No. The buy side market is nowhere near maturity and will continue to be a greenfield opportunity to many BI vendors. Our research still shows that homegrown shadow IT BI applications based on spreadsheets and desktop databases dominate the enterprises. And only somewhere between 20% and 50% of enterprise structured data is being curated and available to enterprise BI tools and applications.
The sell side of the market is a different story. Forrester’s three recent research reports are pointing to a highly mature, commoditized and crowded market. That crowded landscape has to change. Forrester is making three predictions which should guide BI vendor and BI buyer strategies in the next three to five years.
First there was Hadoop. Then there were data scientists. Then came Agile BI on big data. Drum roll, please . . . bum, bum, bum, bum . . .
Now we have data preparation!
If you are as passionate about data quality and governance and I am, then the 5+-year wait for a scalable capability to take on data trust is amazingly validating. The era for "good enough" when it comes to big data is giving way to an understanding that the way analysts have gotten away with "good enough" was through a significant amount of manual data wrangling. As an analyst, it must have felt like your parents saying you can't see your friends and play outside until you cleaned your room (and if it's anything like my kids' rooms, that's a tall order).
There is no denying that analysts are the first to benefit from data preparation tools such as Altyrex, Paxata, and Trifacta. It's a matter of time to value for insight. What is still unrecognized in the broader data management and governance strategy is that these early forays are laying the foundation for data citizenry and the cultural shift toward a truly data-driven organization.

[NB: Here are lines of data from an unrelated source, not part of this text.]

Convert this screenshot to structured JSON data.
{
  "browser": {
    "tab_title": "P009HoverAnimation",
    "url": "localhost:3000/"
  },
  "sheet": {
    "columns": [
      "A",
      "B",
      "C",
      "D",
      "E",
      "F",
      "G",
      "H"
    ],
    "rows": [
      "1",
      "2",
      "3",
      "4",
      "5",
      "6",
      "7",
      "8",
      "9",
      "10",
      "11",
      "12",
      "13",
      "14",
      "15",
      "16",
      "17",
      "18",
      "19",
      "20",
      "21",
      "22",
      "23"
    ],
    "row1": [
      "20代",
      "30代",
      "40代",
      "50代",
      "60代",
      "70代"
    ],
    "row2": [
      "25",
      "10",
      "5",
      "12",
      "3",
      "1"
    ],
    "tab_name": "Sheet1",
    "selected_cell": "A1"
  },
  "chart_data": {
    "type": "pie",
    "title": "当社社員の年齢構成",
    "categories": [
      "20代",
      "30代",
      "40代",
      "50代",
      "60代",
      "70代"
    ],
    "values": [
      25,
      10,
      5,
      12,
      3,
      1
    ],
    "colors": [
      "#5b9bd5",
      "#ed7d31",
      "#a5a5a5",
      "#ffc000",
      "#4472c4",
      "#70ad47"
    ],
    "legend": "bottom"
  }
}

Today's data reality is that consumers of data are like any other consumers; they want to shop for what they need. This data consumer journey begins by looking in their own spreadsheets, databases, and warehouses. When they can't find what they want there, data consumers turn to external sources such as partners, third parties, and the Web. Their tool to define the value of data, and ultimately if they will procure it and possibly pay for it, is what data preparation tools help with. The other outcome of this data-shopping experience is that they are taking on the risk and accountability for the value of the data as it is introduced into analysis, decision-making, and automation.